Former Army Radio commander res. Brig. Gen. Avi Benayahu revealed in an interview with Yediot Aharonot that during the period leading up to the 2005 disengagement from Gush Katif - when all Jewish residents were forcibly evacuated from the Gaza Strip - MKs who opposed the evacuation were intentionally denied air time on the Kol Yisrael radio stations.
"During the disengagement period all the 'rebel MKs', those who were opposed to the plan, didn't get a chance to air out their views on Kol Yisrael, and this by orders from high up," Benayahu recounted, "I naturally allowed them to be interviewed on Army Radio, and received messages from [then Prime Minister] Arik Sharon that I'm giving air time to the extreme right, to fringe elements.
Benayahu spoke to Yediot Aharonot as part of a joint interview with several former Army Radio commanders, discussing the station and its future.

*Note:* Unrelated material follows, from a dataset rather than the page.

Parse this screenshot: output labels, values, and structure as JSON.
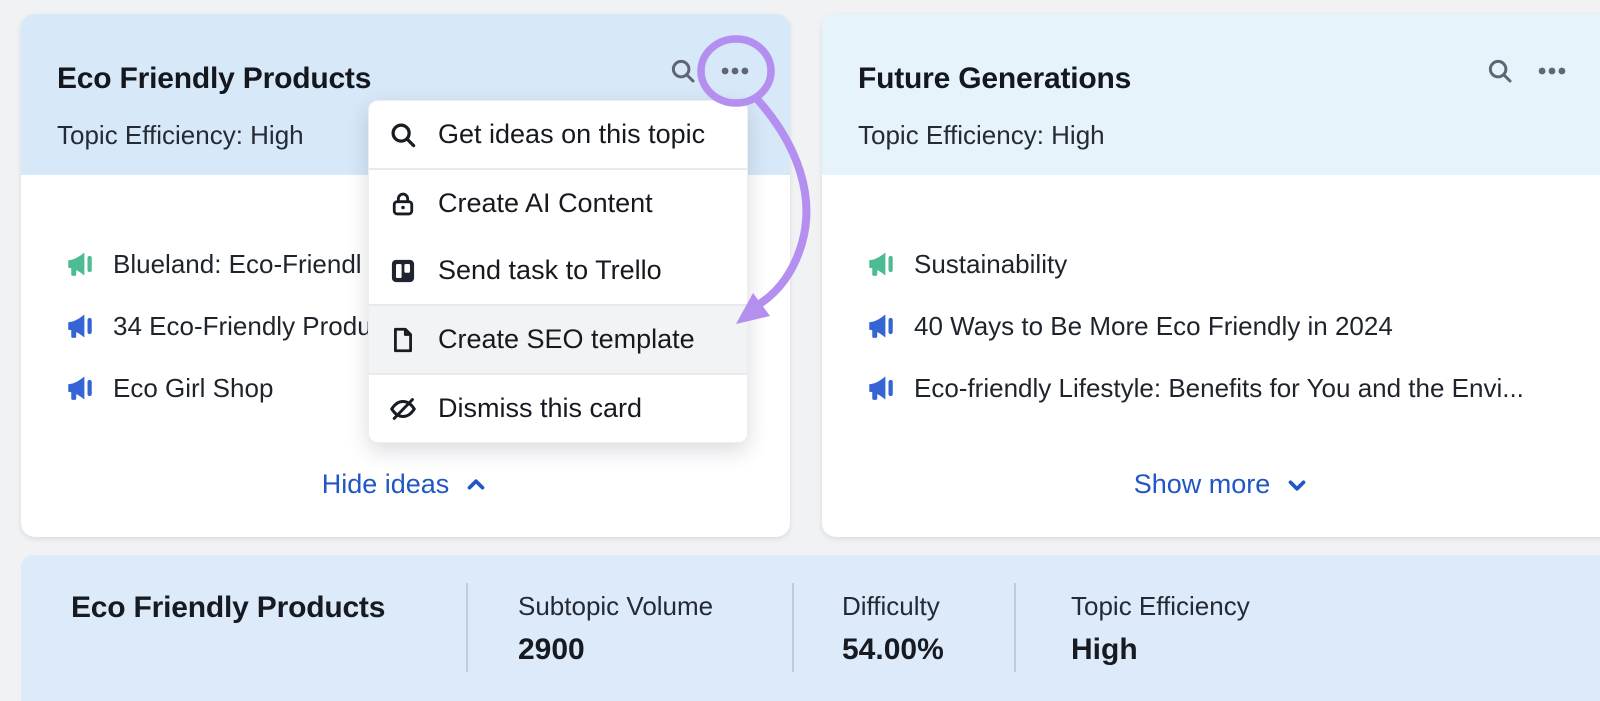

The former commanders were also asked about the "Razi Barkai affair", in which Army Radio host Barkai compared the pain of bereaved Israeli families with the pain of the families of Palestinian terrorists.
"We need to remember that Razi comes from a bereaved family himself, so his comments have some meaning," claimed former commander Nahman Shai, "I would have had a conversation with him if I was still running the station, but I wouldn't have lashed out at him and certainly wouldn't have shortened his show by an hour as was done. Things shouldn't go this way."
Yitzchak Tunik, another of the former commanders claimed: "Interested parties spun Razi's comments in ways in which they were never intended. His attempts at explanation didn't help and I was disturbed by the fact that he didn't immediately receive the backing of the Army Radio commander."
Benayahu remembered an interview during his tenure in Army Radio with Arab journalist and writer Sayed Kashua. "On independence day night I walked out of a friends house and into my car, and I hear an interview with Sayed Kashua who's talking about IDF officers stamping on Palestinian rights with iron boots in an era of occupation. It felt like something that was intended to make me mad. So I rebuked those running the show on which the interview was done and they just said 'we're waiting for a response from the army.'
"Many times I detected a desire among the young broadcasters and show hosts to create provocation so that I'll act against them and it'll then get into the media. They hoped this would lead to them getting work at channel 2. People would ask why I got involved. I said 'I am the editor-in-chief, what do you mean why?'"